Advertisement
In Brief

Newsbites

Camellia sinensis (green tea) extract: potential harm to liver

Health professionals treating patients who have recently used products containing Camellia sinensis (green tea) extracts should be aware that these products have been associated with rare cases of harm to the liver, the TGA has advised. Patients who develop signs of liver problems should cease the product immediately and be followed up appropriately, it states. About 267 listed medicines in the Australian Register of Therapeutic Goods contain C. sinensis, most of which contain the product as concentrated extract. These products are often used to help with weight manage­ ment and a source of antioxidants. There have been reports worldwide of liver toxicity associated with C. sinensis use, although the incidence is rare and unpredictable. Twenty cases have been reported to the TGA, which does not consider a recall warranted as most C. sinensis use (including green tea in beverage form) is unlikely to cause harm.

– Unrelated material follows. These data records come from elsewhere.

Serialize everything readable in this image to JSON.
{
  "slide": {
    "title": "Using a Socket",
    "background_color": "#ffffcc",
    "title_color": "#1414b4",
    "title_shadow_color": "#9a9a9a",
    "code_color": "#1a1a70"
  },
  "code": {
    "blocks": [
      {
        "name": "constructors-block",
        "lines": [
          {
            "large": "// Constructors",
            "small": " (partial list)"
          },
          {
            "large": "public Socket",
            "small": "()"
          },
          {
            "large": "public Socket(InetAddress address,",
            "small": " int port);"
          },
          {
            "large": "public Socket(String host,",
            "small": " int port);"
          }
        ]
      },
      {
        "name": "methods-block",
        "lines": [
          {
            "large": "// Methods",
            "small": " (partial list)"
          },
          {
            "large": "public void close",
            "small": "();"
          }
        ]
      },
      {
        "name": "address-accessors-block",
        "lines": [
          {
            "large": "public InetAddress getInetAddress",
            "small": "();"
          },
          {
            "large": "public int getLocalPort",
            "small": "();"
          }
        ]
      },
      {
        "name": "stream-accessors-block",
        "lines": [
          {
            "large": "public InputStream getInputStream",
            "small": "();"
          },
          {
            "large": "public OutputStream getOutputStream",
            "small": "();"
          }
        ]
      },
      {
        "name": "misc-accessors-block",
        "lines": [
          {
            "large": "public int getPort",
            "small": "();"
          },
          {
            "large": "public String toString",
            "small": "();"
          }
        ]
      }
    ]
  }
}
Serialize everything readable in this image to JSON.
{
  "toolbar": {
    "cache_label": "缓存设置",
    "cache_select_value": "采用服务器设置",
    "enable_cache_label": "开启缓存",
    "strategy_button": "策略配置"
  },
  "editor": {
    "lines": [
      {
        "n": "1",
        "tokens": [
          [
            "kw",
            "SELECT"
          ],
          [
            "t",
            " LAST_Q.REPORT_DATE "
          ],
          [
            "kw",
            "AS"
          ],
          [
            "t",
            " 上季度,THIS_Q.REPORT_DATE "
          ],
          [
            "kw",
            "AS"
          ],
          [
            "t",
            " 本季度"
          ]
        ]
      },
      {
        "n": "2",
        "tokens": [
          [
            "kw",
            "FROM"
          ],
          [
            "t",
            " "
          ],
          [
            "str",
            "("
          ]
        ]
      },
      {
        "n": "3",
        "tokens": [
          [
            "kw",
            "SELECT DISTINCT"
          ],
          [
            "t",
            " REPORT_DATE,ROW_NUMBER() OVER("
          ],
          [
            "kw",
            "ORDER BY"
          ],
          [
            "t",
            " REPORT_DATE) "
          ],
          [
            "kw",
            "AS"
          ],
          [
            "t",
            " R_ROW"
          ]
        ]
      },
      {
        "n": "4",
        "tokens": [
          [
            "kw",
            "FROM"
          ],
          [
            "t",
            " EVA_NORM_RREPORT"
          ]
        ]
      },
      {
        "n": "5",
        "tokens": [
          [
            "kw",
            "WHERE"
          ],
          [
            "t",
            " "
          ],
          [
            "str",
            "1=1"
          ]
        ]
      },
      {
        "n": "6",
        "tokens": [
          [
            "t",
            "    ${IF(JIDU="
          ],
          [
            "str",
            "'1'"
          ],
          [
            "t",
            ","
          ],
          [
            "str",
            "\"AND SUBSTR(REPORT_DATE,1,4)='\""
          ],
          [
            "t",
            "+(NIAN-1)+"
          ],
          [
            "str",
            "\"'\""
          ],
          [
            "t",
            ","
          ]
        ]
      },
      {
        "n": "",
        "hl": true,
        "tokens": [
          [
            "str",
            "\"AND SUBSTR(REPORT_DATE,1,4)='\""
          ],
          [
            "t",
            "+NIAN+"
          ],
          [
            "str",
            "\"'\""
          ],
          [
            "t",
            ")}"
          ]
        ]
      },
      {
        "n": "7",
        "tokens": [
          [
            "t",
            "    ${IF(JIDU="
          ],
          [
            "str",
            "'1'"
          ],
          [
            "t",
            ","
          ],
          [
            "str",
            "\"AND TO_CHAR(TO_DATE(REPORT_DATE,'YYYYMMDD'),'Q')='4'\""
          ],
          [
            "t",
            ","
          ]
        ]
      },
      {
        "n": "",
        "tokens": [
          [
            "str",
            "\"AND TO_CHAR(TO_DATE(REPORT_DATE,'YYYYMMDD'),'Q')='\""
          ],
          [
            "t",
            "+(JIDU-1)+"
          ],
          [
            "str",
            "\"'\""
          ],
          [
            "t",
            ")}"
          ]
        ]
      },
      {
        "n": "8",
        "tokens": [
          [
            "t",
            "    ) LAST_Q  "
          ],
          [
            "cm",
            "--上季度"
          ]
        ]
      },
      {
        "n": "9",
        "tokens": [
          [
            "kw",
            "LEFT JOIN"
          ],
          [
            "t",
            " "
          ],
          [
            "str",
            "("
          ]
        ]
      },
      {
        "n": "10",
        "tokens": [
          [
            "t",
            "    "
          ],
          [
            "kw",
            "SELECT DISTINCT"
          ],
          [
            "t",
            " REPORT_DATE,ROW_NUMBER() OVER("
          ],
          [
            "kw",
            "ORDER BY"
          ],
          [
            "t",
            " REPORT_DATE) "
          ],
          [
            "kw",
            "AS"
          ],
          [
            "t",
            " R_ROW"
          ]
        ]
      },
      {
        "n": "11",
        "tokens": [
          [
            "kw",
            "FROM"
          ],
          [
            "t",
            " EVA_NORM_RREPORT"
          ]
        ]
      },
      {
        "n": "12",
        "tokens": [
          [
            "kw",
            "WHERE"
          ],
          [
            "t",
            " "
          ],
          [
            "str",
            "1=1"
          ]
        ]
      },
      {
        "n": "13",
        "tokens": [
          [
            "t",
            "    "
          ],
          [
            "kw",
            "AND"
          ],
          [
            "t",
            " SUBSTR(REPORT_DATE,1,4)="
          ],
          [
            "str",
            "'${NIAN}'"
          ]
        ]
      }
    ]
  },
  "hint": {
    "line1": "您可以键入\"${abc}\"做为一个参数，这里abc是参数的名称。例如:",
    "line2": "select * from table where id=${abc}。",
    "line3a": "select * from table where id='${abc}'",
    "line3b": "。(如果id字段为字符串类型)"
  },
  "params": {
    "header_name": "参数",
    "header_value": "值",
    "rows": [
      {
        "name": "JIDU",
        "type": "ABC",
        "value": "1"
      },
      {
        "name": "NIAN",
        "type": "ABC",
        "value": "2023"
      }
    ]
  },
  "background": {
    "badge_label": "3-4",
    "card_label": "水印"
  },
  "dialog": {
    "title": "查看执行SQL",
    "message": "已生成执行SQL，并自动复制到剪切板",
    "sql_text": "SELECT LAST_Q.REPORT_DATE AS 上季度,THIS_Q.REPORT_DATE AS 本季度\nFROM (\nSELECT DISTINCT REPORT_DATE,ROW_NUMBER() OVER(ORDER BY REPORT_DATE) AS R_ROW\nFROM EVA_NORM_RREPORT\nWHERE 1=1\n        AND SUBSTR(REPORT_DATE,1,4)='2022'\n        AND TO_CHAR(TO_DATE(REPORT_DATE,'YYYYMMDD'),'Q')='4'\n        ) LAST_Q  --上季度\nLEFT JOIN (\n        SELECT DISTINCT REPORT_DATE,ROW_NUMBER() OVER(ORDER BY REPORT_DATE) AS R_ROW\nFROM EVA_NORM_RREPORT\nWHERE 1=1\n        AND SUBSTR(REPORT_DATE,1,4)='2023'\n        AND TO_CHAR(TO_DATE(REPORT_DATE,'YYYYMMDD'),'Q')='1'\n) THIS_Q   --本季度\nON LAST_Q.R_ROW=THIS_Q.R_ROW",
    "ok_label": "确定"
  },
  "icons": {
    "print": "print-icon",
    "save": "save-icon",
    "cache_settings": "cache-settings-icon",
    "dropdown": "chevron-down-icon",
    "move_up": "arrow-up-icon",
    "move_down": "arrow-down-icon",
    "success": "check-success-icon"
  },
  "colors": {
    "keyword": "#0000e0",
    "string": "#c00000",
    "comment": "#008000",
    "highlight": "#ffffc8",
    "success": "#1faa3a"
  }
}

WHO global action plan on physical activity launched

A 15% reduction in the global prevalence of physical inactivity in adults and adolescents by 2030 is the goal of the WHO’s recently launched Global Action Plan for Physical Activity and Health 2018­2030. Worldwide, one in five adults and four out of five adolescents (11­17 years) do not do enough exercise, with girls, women, older adults, poorer people, people with disabilities, marginalised populations and indigenous people having fewer opportunities to be active, the WHO said. The action plan recommends a set of 20 policy areas that aim to create more active societies. According to the Heart Foundation of Australia, inactivity causes 10 to 20% of the disease burden in Australia; increases the risk of cancer, heart disease, stroke and diabetes by 25 to 30%; and shortens lifespan by two to five years.